‘When my skin is lighter, I just feel prettier. It’s a taboo subject, and people get judgmental about it, but that’s how I feel. A skin-lightening regime has been part of my life practically since birth. There are many different types of African skin, from dark charcoal to a lighter version and you grow up knowing that the lighter ladies are the prettier ones. It’s just a fact. Anybody can use it, and everybody does. Just look at all the pop stars whose skin has got so much lighter over the years. Many celebrities do it. We’re just turning a blind eye to it.
Two months ago, High Street health store Holland & Barrett came under fire for selling a legal skin-whitening product called Dr Organic Royal Jelly Skin Body Whitening Cream, which retails for £9.99.
The sale of the product provoked outrage, with some accusing the chain of encouraging racist ideals. Yet Irene, who’s 34 and lives with her husband and four children in a Kent mansion, claims that in some communities the pressure on women to use such products is overwhelming.
Her younger sister, Elsa Major, 27, agrees, explaining how disturbing hierarchies of skin colour are still influencing African girls. “Being lighter shows you belong to a different place on the social ladder. All the rich, successful black African men marry either a white or a very light-skinned girl because they too grew up thinking that the lighter is the most pretty. It doesn’t matter how dark a man is, of course the pressure is all on women.”
In a statement, Holland & Barrett said the product did not contain “harsh bleaching agents, saying the core ingredient was a brown algae that has proven skin-whitening attributes especially for use on age spots, liver spots, freckles, sun-damaged skin, scars, blemishes, dark elbows and knees as well as general skin brightening”.
There is a huge market in illegal creams, soaps and pills, many contain highly dangeroud ingredients such as mercury, bleach and acid. The worst of these, a chemical called hydroquinone, is officially banned in the EU, but can still be prescribed by dermatologists for cosmetic reasons — and isn’t hard to find in the UK.
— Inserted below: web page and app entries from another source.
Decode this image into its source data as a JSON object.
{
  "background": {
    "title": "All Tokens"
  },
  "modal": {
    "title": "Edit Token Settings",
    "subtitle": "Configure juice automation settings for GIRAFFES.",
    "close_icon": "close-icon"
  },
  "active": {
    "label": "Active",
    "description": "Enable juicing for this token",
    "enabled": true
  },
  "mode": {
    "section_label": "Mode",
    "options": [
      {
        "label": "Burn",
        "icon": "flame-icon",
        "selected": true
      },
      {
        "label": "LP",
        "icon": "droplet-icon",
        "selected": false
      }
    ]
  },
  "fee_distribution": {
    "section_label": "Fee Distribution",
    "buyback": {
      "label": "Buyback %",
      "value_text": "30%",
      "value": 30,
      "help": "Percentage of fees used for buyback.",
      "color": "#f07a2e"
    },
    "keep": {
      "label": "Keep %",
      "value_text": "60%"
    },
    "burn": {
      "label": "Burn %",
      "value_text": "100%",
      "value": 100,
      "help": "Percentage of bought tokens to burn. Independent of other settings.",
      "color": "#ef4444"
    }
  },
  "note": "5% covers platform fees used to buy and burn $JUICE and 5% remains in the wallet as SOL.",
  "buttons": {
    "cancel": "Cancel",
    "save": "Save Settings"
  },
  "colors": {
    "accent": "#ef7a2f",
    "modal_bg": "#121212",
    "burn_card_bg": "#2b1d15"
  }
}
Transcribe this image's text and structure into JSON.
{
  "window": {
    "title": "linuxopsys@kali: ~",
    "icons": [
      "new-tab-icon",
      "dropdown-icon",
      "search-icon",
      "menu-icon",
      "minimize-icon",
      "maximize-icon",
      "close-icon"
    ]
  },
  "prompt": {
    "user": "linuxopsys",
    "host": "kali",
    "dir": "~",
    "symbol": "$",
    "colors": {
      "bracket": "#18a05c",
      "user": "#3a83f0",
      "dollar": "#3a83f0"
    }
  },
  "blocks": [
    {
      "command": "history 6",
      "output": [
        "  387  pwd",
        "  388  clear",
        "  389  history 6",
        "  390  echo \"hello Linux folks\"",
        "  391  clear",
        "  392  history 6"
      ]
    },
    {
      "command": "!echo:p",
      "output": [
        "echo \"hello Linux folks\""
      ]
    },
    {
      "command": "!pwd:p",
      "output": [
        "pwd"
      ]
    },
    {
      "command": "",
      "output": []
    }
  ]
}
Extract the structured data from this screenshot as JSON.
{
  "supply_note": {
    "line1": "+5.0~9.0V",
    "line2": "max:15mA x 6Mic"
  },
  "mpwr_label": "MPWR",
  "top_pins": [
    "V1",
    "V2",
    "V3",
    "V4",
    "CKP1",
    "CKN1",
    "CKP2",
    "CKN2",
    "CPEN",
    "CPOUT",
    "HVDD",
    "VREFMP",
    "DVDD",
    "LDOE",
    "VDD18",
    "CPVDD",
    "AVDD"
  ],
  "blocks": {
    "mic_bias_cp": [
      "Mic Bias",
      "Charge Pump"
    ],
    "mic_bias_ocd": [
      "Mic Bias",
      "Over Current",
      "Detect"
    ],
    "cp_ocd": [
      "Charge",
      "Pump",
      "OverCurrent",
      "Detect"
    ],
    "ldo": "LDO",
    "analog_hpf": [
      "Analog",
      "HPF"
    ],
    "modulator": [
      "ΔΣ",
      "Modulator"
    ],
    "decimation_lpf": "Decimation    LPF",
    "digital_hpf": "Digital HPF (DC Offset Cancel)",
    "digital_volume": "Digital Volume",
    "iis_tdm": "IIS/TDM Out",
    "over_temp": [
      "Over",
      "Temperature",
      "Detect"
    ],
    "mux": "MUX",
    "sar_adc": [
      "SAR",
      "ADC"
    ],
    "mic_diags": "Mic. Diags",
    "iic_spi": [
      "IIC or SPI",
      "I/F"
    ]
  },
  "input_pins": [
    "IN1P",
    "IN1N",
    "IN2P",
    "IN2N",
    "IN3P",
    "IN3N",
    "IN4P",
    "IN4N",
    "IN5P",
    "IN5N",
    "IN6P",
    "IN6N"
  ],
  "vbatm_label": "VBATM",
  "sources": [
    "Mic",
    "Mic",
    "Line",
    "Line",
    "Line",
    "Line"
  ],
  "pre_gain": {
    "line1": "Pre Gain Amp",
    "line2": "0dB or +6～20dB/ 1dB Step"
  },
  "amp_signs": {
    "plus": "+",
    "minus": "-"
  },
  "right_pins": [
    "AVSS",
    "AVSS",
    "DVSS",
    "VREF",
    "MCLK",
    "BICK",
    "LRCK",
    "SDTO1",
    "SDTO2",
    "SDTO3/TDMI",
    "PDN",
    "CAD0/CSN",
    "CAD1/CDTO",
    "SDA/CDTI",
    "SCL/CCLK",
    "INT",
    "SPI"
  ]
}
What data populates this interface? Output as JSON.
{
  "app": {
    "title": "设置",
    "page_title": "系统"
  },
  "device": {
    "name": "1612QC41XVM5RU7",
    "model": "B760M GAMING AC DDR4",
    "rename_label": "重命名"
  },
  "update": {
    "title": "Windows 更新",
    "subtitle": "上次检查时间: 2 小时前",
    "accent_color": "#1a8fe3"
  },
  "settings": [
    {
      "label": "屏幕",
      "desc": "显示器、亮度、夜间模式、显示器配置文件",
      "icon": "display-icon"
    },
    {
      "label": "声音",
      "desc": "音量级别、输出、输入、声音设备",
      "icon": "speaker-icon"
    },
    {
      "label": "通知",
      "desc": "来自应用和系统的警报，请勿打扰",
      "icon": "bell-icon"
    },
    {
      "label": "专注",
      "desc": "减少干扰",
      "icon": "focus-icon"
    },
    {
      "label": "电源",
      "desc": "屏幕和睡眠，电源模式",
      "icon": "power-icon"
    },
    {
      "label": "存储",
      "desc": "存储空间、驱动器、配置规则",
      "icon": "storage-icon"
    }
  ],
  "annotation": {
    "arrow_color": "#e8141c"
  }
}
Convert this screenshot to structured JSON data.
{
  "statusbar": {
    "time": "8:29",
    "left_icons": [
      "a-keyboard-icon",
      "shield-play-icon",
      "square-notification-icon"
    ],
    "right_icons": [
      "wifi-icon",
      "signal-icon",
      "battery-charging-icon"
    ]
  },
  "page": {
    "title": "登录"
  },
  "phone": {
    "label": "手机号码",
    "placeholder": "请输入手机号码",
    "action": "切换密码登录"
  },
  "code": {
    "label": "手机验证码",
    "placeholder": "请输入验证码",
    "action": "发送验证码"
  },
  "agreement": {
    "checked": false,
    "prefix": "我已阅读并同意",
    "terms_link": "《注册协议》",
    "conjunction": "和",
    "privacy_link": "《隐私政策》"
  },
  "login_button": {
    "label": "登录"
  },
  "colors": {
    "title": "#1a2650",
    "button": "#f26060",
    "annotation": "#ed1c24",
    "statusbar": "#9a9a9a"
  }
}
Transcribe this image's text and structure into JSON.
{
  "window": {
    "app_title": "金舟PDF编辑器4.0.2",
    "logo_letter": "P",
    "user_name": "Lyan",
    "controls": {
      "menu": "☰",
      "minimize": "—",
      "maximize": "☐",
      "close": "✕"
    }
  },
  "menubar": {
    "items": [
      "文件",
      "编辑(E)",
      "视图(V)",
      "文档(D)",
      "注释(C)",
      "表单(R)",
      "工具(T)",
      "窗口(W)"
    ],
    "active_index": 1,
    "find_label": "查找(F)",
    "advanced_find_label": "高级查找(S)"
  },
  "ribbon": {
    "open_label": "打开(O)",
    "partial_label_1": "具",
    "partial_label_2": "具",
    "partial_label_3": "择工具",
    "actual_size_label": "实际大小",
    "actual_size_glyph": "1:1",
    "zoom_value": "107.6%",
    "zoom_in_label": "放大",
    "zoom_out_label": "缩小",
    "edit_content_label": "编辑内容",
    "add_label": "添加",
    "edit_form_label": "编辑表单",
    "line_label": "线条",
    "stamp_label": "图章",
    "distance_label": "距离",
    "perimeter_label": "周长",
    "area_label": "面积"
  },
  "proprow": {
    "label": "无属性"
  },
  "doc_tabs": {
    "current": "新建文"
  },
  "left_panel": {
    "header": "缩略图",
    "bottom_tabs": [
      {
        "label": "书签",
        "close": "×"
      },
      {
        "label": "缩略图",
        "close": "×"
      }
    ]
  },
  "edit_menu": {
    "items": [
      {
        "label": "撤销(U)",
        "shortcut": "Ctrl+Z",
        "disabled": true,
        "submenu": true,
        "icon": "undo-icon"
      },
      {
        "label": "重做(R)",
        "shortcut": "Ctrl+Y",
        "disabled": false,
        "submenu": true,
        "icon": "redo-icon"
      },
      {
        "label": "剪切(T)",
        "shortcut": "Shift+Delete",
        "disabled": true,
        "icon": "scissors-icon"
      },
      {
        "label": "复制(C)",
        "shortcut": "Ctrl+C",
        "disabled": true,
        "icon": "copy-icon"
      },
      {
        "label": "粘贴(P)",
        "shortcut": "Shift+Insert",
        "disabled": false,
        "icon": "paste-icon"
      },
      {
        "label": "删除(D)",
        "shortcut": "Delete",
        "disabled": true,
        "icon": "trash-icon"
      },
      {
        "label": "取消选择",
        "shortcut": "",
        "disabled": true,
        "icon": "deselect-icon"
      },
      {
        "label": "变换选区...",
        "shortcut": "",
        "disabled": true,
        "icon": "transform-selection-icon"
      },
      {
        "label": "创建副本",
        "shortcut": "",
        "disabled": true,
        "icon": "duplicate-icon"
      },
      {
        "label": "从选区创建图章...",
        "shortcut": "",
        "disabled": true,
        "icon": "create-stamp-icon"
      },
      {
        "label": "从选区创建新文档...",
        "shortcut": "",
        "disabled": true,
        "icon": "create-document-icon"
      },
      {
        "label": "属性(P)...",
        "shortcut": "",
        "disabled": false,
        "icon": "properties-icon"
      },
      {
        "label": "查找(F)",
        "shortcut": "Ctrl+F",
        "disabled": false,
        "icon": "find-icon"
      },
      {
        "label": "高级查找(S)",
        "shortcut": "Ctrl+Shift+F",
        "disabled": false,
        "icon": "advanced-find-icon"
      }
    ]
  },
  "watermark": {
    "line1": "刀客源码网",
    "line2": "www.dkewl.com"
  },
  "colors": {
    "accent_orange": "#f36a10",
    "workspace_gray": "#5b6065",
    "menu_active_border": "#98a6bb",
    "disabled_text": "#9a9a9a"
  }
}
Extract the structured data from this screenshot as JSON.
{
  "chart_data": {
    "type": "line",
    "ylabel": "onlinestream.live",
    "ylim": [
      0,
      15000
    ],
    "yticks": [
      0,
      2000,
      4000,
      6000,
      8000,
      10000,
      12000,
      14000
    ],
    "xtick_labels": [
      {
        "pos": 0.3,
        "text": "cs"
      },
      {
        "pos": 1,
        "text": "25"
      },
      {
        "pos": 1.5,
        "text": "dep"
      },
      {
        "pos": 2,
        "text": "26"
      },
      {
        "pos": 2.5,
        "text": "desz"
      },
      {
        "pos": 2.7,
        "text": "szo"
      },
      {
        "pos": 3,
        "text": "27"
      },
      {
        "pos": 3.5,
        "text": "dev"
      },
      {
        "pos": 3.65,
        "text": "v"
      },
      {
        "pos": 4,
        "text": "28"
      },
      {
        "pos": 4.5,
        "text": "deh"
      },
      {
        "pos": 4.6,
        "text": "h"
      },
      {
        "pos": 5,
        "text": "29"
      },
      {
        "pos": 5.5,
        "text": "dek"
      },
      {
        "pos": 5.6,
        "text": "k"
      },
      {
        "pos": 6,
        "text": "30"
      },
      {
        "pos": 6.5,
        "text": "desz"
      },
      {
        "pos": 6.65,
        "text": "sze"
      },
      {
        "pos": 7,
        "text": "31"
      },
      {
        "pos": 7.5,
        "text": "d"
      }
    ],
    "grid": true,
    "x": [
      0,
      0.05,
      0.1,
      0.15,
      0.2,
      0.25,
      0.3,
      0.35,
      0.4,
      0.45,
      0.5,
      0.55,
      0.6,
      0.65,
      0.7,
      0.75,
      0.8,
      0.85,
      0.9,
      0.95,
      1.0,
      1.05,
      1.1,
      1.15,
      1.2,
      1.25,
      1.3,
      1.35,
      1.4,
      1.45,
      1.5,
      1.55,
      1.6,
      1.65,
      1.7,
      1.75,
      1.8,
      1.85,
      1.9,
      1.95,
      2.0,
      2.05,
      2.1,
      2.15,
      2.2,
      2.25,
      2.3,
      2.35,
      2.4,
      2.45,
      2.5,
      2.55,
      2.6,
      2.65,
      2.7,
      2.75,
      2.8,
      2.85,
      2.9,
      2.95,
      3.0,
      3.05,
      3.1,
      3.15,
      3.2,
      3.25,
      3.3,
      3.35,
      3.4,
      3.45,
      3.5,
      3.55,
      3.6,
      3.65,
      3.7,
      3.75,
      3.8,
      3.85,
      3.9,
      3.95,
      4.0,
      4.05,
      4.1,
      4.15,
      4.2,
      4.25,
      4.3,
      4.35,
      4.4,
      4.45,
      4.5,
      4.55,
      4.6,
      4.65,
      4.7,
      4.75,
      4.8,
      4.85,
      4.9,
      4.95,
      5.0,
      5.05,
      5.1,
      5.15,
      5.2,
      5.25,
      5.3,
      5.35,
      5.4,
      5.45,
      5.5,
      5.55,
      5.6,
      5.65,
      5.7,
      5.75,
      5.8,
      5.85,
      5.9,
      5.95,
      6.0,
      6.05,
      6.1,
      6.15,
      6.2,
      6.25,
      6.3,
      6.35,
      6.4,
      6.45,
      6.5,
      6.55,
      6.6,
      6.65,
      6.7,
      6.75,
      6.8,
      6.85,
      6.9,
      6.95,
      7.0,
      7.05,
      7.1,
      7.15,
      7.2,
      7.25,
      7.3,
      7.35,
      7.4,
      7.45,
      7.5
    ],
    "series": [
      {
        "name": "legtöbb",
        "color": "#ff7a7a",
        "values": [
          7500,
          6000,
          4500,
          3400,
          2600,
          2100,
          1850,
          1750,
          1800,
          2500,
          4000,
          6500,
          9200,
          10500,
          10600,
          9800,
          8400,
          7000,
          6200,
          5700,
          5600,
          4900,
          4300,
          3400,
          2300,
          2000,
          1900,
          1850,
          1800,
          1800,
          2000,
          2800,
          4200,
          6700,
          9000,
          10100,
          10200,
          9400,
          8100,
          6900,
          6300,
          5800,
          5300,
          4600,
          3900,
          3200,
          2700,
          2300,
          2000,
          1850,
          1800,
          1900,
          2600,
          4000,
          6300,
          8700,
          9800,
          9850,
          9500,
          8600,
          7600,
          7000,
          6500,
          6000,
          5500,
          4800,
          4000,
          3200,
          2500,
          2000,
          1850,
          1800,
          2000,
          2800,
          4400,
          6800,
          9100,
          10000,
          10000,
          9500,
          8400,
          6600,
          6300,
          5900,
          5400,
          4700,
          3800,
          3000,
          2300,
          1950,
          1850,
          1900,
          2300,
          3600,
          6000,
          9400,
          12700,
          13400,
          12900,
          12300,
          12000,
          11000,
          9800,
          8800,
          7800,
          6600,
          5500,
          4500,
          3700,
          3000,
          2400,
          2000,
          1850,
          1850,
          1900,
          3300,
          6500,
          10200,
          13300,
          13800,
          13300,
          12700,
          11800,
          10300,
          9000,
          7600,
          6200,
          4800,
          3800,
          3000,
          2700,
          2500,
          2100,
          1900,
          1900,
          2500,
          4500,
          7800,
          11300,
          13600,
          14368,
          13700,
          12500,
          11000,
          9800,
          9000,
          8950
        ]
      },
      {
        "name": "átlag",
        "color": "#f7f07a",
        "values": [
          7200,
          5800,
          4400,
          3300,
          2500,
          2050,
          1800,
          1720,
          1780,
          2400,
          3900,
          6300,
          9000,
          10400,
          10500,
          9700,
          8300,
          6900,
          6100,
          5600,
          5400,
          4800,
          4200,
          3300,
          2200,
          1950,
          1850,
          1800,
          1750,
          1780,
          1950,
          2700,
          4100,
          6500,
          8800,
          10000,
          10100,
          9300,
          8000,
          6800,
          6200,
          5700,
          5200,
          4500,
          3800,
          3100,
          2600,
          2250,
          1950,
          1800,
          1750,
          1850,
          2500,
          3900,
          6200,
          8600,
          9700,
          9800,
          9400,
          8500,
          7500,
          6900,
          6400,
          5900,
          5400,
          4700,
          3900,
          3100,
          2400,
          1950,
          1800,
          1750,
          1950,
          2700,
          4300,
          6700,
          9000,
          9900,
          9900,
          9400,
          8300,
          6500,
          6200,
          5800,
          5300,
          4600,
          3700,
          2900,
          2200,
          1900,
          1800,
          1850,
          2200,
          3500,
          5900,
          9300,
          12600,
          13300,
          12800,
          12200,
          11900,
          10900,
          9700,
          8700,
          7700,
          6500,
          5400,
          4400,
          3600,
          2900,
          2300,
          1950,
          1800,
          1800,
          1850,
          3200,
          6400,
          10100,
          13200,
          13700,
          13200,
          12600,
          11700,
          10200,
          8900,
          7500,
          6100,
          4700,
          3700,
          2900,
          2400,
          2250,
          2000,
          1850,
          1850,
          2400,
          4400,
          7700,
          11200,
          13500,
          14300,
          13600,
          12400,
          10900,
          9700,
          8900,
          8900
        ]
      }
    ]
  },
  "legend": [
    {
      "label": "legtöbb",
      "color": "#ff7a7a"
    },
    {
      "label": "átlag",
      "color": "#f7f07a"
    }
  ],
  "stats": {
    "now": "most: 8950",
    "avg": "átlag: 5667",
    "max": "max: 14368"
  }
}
Hydroquinone is the biological equivalent of paint stripper. In removing the top layer of skin, which initially results in a ‘brighter’ looking face, it also removes the body’s natural defence against infection and the sun, increasing the risk of skin cancer. If it enters the bloodstream, it can cause fatal liver and kidney damage. Skincare expert Sujata Jolly, who founded her clinic Clinogen Laboratories in Windsor 30 years ago, has treated many women desperate to reverse the chemical’s effects.
What are your thoughts? Post your comments below.
Source: Daily Mail
— Reality Wives UK (@RealityWivesUK) September 3, 2013